A new study in the US has found there is no risk to a man’s sperm from having any of the currently available COVID-19 vaccines.
The research, carried out at the University of Miami Health System, revealed that men may suffer a slight lowering of their sperm count for a few weeks as a possible side-effect but no more than they would following a viral infection.
“People should not be concerned. The vaccines are very safe,” said Co-author Ranjith Ramasay who had received over 500 emails from concerned men.
Having tracked 45 men aged between 18 and 50, who had received the Moderna, Pzifer vaccine, and the mRNA vaccines, Ramasay concluded that there was no significant decline in their sperm count after 70 days.
He said that even though the numbers in the research were small, the researchers were confident they can generalise to the rest of the population.

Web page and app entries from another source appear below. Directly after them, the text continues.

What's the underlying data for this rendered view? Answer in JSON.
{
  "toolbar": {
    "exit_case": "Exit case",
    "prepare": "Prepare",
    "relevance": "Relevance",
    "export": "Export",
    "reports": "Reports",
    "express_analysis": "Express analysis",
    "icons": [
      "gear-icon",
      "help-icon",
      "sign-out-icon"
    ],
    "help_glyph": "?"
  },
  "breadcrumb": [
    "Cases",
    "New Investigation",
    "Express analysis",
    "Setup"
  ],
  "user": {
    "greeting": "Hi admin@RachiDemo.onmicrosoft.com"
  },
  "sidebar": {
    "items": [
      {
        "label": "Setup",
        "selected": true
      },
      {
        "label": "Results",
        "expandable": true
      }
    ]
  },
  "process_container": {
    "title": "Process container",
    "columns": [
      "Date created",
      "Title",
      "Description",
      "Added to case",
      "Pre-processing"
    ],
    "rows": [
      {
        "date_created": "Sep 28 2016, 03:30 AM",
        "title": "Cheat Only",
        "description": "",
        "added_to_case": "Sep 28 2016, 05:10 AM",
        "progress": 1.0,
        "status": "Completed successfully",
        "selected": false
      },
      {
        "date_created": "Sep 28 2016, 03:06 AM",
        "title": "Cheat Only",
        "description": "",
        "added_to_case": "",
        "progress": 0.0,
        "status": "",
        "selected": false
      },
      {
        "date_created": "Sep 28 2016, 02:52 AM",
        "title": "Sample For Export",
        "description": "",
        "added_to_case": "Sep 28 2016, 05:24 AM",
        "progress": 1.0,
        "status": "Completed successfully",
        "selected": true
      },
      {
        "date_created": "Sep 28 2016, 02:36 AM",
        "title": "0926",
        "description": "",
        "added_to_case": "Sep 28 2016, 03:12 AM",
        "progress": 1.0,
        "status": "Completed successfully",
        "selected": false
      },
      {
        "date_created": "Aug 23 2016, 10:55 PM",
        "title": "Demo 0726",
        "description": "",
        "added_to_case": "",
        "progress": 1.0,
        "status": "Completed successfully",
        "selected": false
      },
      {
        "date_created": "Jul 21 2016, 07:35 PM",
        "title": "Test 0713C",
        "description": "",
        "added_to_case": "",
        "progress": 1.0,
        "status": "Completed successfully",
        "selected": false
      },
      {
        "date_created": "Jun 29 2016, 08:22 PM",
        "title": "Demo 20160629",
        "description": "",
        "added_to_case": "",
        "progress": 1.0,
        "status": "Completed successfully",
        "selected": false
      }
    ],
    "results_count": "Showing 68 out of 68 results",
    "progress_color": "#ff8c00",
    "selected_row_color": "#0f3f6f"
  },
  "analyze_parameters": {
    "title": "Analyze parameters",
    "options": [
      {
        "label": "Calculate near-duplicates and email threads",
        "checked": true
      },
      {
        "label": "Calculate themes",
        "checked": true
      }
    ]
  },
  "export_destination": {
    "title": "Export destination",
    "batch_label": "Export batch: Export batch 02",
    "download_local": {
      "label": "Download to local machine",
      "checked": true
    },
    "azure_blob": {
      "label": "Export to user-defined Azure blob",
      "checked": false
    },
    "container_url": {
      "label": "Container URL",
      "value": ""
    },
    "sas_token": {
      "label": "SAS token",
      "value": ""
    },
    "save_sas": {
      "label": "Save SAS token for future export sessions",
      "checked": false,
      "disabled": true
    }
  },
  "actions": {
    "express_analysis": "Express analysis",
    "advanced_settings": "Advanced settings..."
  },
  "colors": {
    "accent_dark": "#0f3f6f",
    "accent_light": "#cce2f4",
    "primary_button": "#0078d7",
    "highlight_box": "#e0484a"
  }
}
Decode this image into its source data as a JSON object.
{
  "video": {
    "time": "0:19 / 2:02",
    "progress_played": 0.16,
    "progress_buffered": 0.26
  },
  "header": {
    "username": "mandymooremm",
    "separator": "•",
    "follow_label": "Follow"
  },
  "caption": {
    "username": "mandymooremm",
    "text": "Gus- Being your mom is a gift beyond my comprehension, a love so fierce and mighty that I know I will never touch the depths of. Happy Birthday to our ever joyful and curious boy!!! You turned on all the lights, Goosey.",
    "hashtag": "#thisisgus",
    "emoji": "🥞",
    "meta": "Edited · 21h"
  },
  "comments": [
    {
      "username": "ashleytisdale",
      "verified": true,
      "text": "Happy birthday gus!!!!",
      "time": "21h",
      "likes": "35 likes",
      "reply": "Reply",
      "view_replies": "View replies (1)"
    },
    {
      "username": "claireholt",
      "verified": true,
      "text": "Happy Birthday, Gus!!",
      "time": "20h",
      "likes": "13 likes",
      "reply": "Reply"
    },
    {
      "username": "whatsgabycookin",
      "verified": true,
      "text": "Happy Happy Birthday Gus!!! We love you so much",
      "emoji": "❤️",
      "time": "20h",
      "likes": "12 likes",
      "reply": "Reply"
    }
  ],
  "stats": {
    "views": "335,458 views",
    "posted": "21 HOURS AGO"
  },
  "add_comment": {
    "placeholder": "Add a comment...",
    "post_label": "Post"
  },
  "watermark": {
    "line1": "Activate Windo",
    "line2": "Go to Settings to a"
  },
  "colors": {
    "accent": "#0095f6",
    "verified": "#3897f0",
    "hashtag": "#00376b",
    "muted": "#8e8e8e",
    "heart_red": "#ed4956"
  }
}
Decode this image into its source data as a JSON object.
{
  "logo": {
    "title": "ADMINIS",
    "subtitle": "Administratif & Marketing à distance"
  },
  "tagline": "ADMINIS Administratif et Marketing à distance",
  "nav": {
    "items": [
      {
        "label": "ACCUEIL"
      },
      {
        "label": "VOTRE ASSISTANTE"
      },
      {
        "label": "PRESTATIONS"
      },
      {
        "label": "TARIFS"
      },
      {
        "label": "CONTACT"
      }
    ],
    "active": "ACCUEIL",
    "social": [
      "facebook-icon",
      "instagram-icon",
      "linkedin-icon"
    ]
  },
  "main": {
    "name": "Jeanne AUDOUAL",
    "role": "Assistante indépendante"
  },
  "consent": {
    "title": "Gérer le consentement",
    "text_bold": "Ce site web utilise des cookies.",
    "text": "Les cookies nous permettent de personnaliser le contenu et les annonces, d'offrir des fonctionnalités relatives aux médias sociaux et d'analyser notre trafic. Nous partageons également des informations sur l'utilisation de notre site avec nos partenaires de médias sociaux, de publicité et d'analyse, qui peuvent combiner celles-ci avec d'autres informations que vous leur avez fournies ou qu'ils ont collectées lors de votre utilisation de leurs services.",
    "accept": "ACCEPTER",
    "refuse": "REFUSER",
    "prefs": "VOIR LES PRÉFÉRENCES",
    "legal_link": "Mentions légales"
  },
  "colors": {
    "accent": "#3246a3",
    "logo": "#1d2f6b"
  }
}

He added that they were also confident that the Johnson and Johnson and the Novavax vaccines, which are yet to be authorised would also not affect sperm counts.
“We are pretty confident, ” he avowed.
Men were reported to be refusing to have the vaccine due to fears over trying to conceive, with many citing social media as their source of information.
Previously, studies said men who have recovered from COVID-19 may be at risk of developing low sperm count in the short-term.
Researchers from the University of Florence in Italy, analyzed semen samples from 43 men ages 30 to 65 about one month after they had recovered from COVID-19.
They found that 25 percent of the men had low sperm count, and nearly 20 percent had azoospermia, or the total absence of sperm in semen.
It’s much higher than the prevalence of azoospermia in the general population worldwide, which is around 1 percent, according to John’s Hopkins School of Medicine.
Also, participants with serious COVID-19 infections — those who were hospitalized or admitted to the intensive care unit (ICU) — were more likely to have azoospermia after their infection, compared with those who faced less serious infections, according to one study.
However, the researchers stress their study doesn’t prove that the COVID-19 virus harms sperm. They didn’t measure the men’s sperm counts before their infections, so can’t say for sure if the counts declined post-infection.